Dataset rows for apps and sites
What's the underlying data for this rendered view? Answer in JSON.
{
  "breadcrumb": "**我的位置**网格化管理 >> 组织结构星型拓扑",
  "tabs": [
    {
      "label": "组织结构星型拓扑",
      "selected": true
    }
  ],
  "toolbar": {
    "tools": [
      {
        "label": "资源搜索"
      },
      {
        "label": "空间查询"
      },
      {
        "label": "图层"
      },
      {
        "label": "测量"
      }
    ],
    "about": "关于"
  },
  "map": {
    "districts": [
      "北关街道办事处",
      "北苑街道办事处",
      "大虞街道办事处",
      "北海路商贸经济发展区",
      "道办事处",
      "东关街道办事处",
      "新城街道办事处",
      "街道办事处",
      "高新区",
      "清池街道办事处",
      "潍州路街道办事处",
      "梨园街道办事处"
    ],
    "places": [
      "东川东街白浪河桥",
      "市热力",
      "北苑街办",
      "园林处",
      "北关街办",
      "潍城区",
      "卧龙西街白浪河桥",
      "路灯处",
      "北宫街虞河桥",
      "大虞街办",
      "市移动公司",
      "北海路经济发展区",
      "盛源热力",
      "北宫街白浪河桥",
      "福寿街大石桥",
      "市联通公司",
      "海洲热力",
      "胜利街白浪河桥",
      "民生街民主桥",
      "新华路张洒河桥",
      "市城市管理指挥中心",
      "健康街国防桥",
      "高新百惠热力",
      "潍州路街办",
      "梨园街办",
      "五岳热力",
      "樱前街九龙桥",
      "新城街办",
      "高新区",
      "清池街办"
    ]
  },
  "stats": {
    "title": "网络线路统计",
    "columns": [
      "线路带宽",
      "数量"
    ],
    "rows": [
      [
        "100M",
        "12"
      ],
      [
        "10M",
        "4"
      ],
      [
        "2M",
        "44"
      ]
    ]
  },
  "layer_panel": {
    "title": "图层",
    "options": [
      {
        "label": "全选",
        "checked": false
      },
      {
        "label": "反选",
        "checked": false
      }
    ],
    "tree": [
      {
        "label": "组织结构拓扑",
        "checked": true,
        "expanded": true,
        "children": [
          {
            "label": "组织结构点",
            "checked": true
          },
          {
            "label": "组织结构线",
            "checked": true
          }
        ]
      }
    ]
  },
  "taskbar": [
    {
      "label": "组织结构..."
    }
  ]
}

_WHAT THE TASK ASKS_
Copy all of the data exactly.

_WRITTEN ANSWER_
What's the underlying data for this rendered view? Answer in JSON.
{
  "breadcrumb": "**我的位置**网格化管理 >> 组织结构星型拓扑",
  "tabs": [
    {
      "label": "组织结构星型拓扑",
      "selected": true
    }
  ],
  "toolbar": {
    "tools": [
      {
        "label": "资源搜索"
      },
      {
        "label": "空间查询"
      },
      {
        "label": "图层"
      },
      {
        "label": "测量"
      }
    ],
    "about": "关于"
  },
  "map": {
    "districts": [
      "北关街道办事处",
      "北苑街道办事处",
      "大虞街道办事处",
      "北海路商贸经济发展区",
      "道办事处",
      "东关街道办事处",
      "新城街道办事处",
      "街道办事处",
      "高新区",
      "清池街道办事处",
      "潍州路街道办事处",
      "梨园街道办事处"
    ],
    "places": [
      "东川东街白浪河桥",
      "市热力",
      "北苑街办",
      "园林处",
      "北关街办",
      "潍城区",
      "卧龙西街白浪河桥",
      "路灯处",
      "北宫街虞河桥",
      "大虞街办",
      "市移动公司",
      "北海路经济发展区",
      "盛源热力",
      "北宫街白浪河桥",
      "福寿街大石桥",
      "市联通公司",
      "海洲热力",
      "胜利街白浪河桥",
      "民生街民主桥",
      "新华路张洒河桥",
      "市城市管理指挥中心",
      "健康街国防桥",
      "高新百惠热力",
      "潍州路街办",
      "梨园街办",
      "五岳热力",
      "樱前街九龙桥",
      "新城街办",
      "高新区",
      "清池街办"
    ]
  },
  "stats": {
    "title": "网络线路统计",
    "columns": [
      "线路带宽",
      "数量"
    ],
    "rows": [
      [
        "100M",
        "12"
      ],
      [
        "10M",
        "4"
      ],
      [
        "2M",
        "44"
      ]
    ]
  },
  "layer_panel": {
    "title": "图层",
    "options": [
      {
        "label": "全选",
        "checked": false
      },
      {
        "label": "反选",
        "checked": false
      }
    ],
    "tree": [
      {
        "label": "组织结构拓扑",
        "checked": true,
        "expanded": true,
        "children": [
          {
            "label": "组织结构点",
            "checked": true
          },
          {
            "label": "组织结构线",
            "checked": true
          }
        ]
      }
    ]
  },
  "taskbar": [
    {
      "label": "组织结构..."
    }
  ]
}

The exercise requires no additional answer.